Work order: Among the records, find the lines that hold the string "glyph" and return them.

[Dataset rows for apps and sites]
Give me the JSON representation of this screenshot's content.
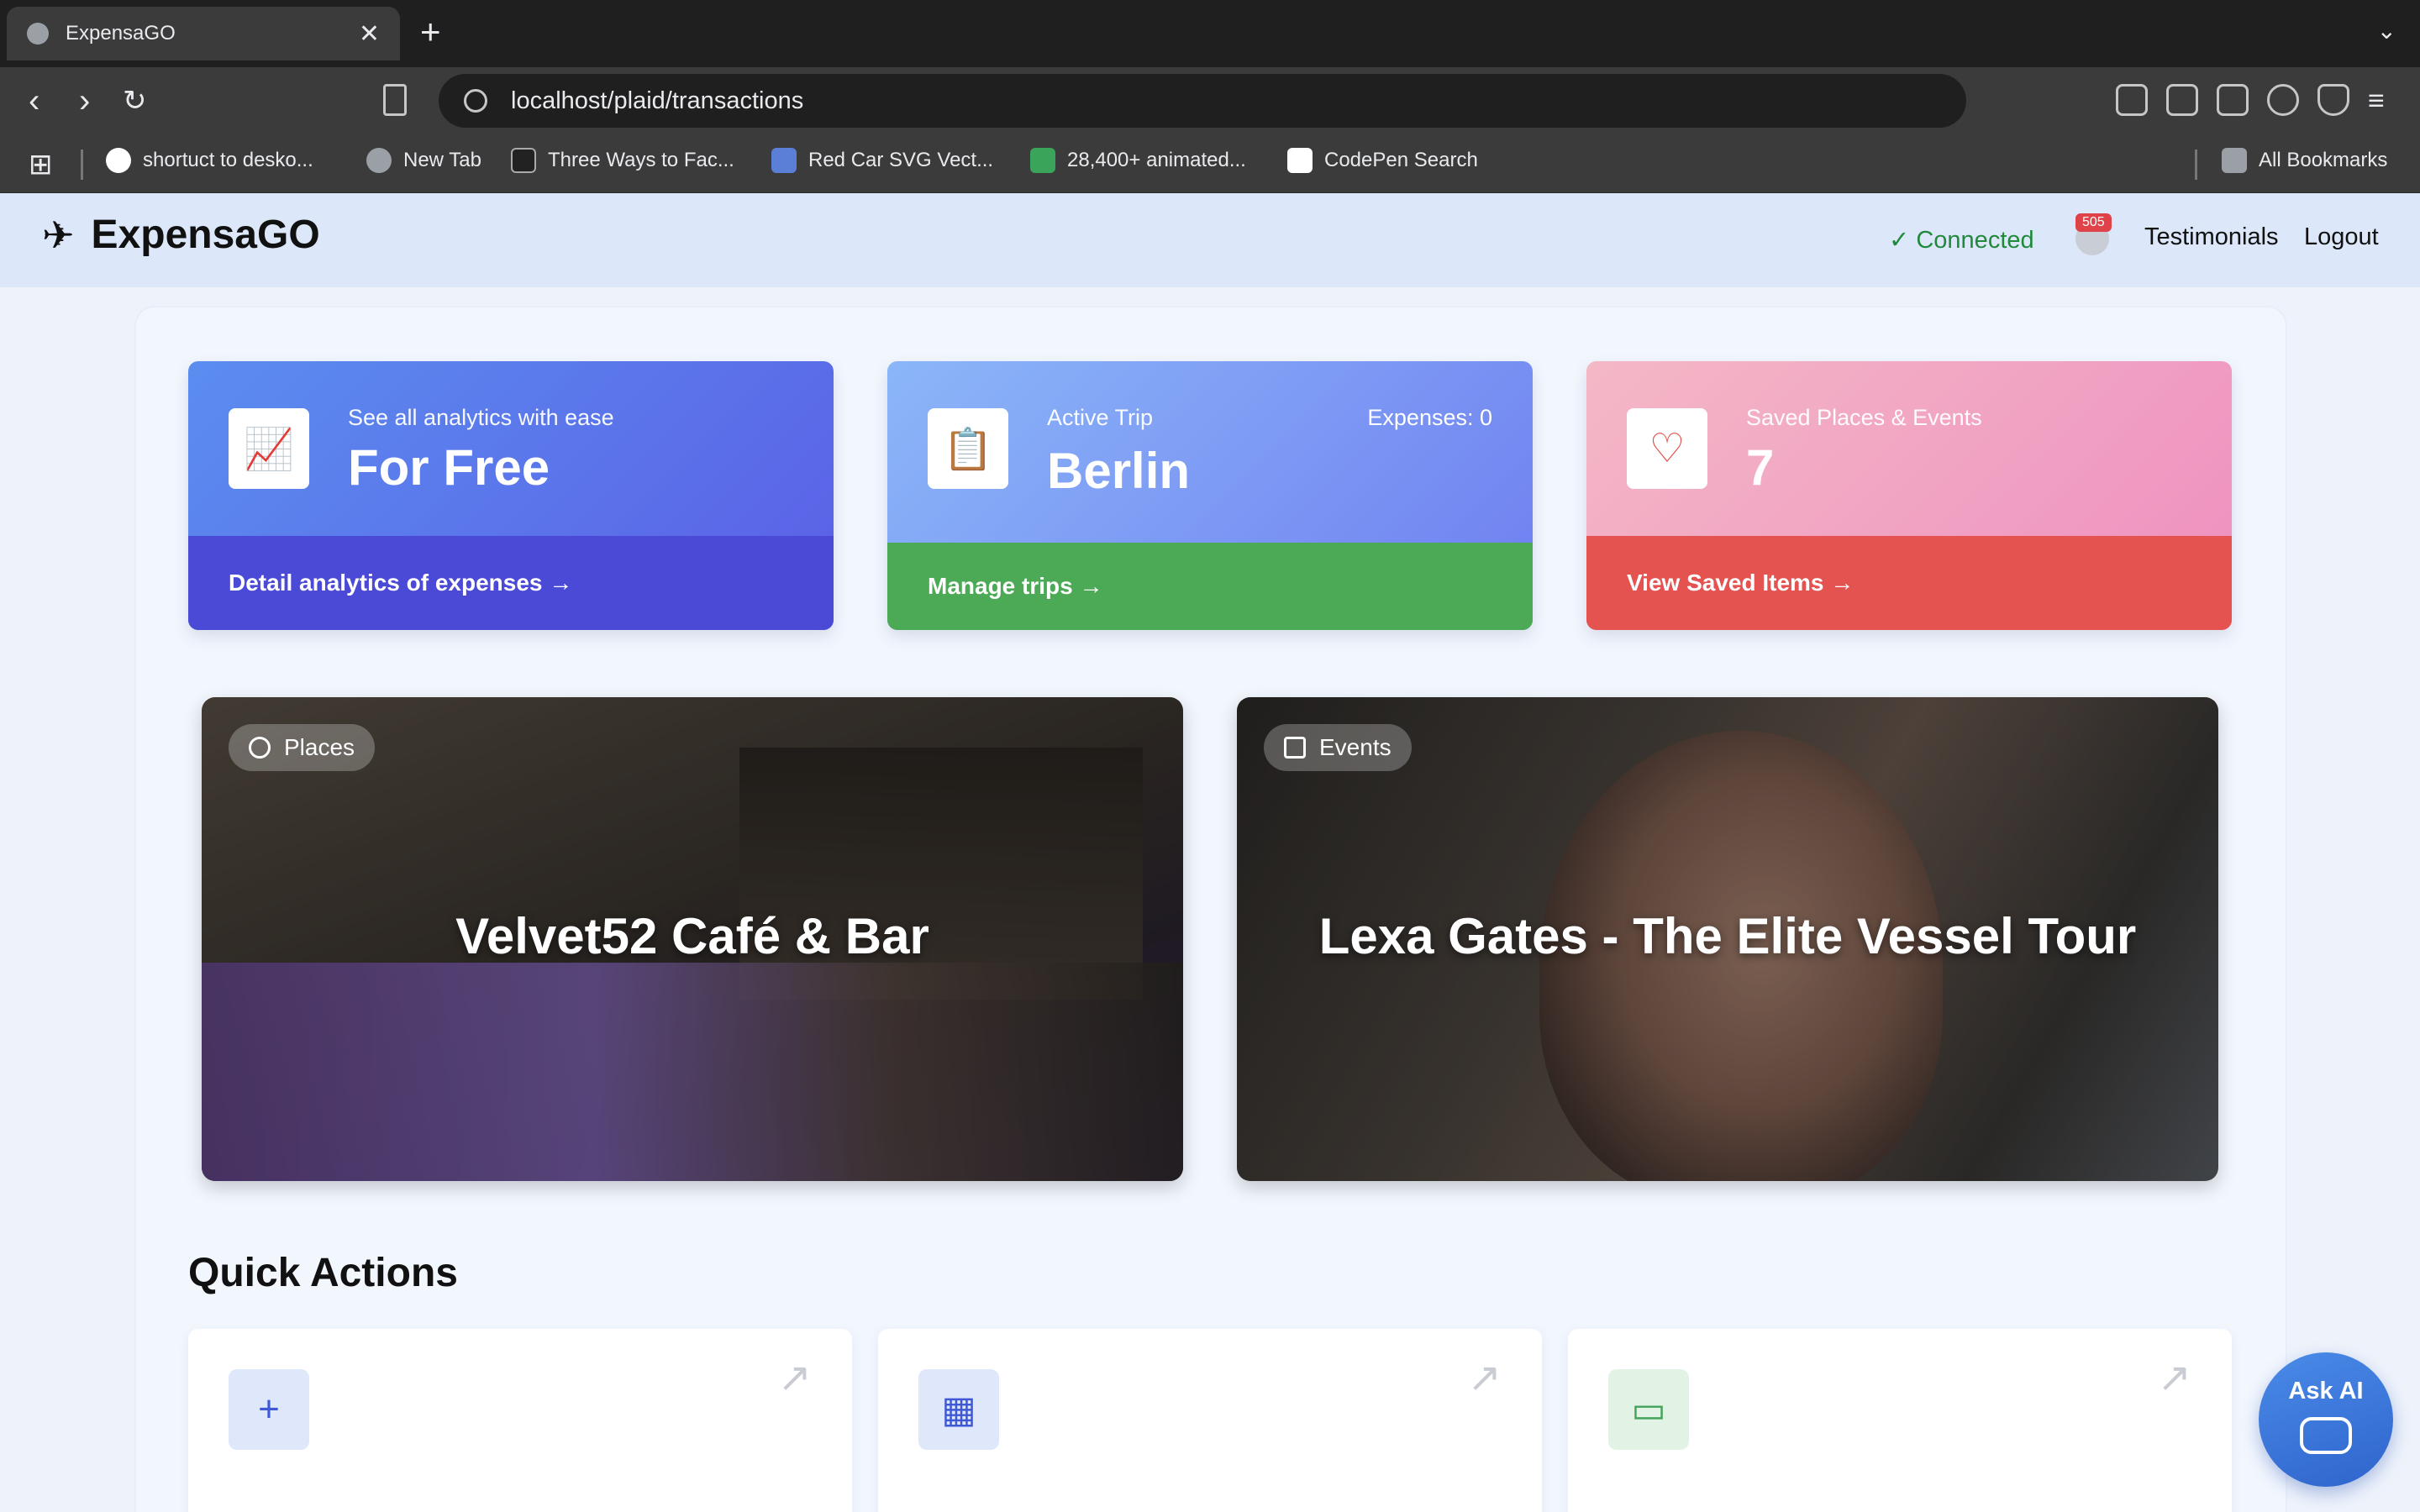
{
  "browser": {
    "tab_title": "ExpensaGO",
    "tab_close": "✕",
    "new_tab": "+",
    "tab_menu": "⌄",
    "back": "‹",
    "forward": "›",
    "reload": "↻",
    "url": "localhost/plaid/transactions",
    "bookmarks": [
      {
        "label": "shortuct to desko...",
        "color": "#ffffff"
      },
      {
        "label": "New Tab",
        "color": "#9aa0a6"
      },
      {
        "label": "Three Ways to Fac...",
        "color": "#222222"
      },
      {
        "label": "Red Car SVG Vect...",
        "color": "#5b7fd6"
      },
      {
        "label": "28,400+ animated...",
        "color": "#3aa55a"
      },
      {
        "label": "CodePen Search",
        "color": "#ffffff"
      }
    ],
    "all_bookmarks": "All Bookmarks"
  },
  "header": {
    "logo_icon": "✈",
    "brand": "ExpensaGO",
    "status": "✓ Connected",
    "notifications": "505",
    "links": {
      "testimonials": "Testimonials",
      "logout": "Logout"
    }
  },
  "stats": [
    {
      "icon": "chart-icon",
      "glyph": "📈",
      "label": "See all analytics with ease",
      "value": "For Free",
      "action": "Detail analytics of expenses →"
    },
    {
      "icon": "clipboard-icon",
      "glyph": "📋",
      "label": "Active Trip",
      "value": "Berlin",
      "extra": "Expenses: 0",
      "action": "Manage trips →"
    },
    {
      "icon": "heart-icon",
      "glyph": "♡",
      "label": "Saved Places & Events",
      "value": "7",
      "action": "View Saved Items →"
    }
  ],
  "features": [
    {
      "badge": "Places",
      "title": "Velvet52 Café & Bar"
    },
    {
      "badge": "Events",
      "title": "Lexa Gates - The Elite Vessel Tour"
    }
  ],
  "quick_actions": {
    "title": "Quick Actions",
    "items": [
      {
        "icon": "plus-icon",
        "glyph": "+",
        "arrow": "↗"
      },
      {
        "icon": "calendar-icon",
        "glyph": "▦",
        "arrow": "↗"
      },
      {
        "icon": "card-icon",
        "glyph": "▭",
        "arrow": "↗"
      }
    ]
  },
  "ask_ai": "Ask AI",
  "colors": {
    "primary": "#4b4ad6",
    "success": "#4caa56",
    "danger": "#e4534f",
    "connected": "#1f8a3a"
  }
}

Solution:
      "glyph": "📈",
      "glyph": "📋",
      "glyph": "♡",
        "glyph": "+",
        "glyph": "▦",
        "glyph": "▭",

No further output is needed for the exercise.